Chinese FX reserves did something that hasn’t been seen in eight months in February.
According to the People’s Bank of China (PBoC), reserves lifted by $US6.92 billion to $US3.005 trillion during the month.
That came as a surprise to economists who were expecting a further decline of $US25 billion, and a reversal on the $US12.3 billion decrease reported in January.
Over the course of 2016, China’s total FX reserves fell by $US320 billion, the largest annual drop since 1994.
That was partially driven by a rampant US dollar which gained 6.5% against the Chinese yuan, leading to a sharp increase in capital outflows as investors looked to protect against further yuan weakness.
Despite the recent reversal, Wei Li, China and Asia economist at the Commonwealth Bank, said that outflows likely totalled $US40 billion in February.
“According to our estimation, valuation effects, that is changes caused by exchange rate fluctuations and investment returns, resulted in a gain of $US45 billion in China’s FX reserves in February,” says Li.
“On the other hand, the PBoC is expected to have sold $US38 billion in the FX market to prop up the CNY… leading to a net increase of $US7 billion in China’s FX reserves in February.

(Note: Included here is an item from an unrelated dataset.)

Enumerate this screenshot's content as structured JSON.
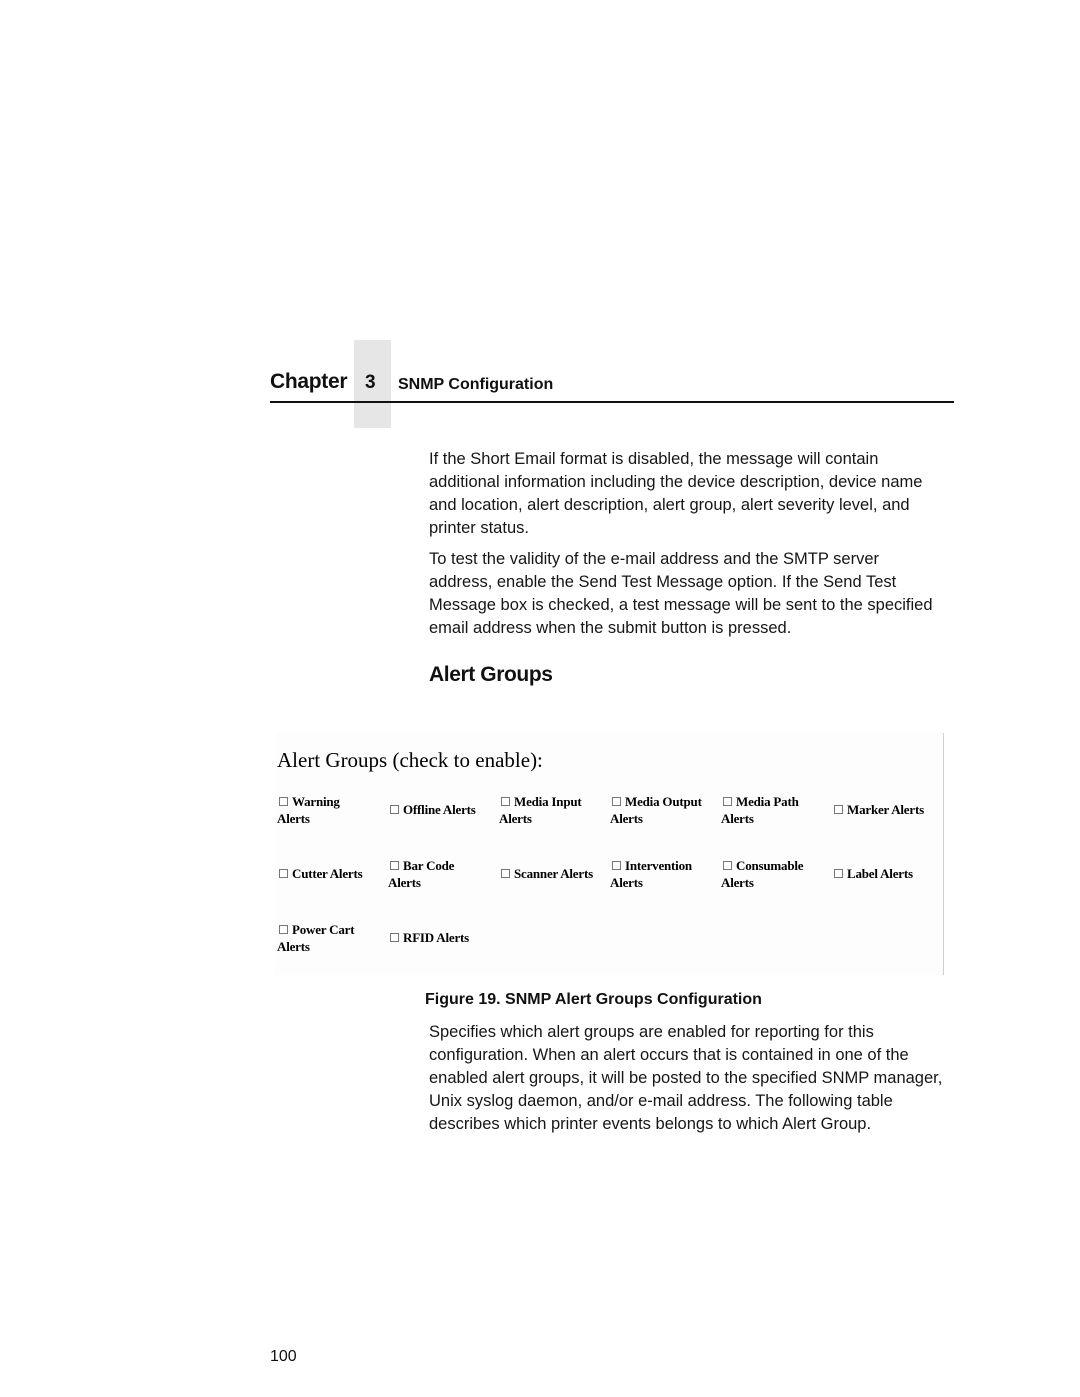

Li says that outflows have slowed in recent months, helped in part by a 0.8% increase in the yuan against the US dollar this year, tighter capital account controls introduced by China’s State Administration of Foreign Exchange (SAFE) and an improvement in the broader Chinese economy.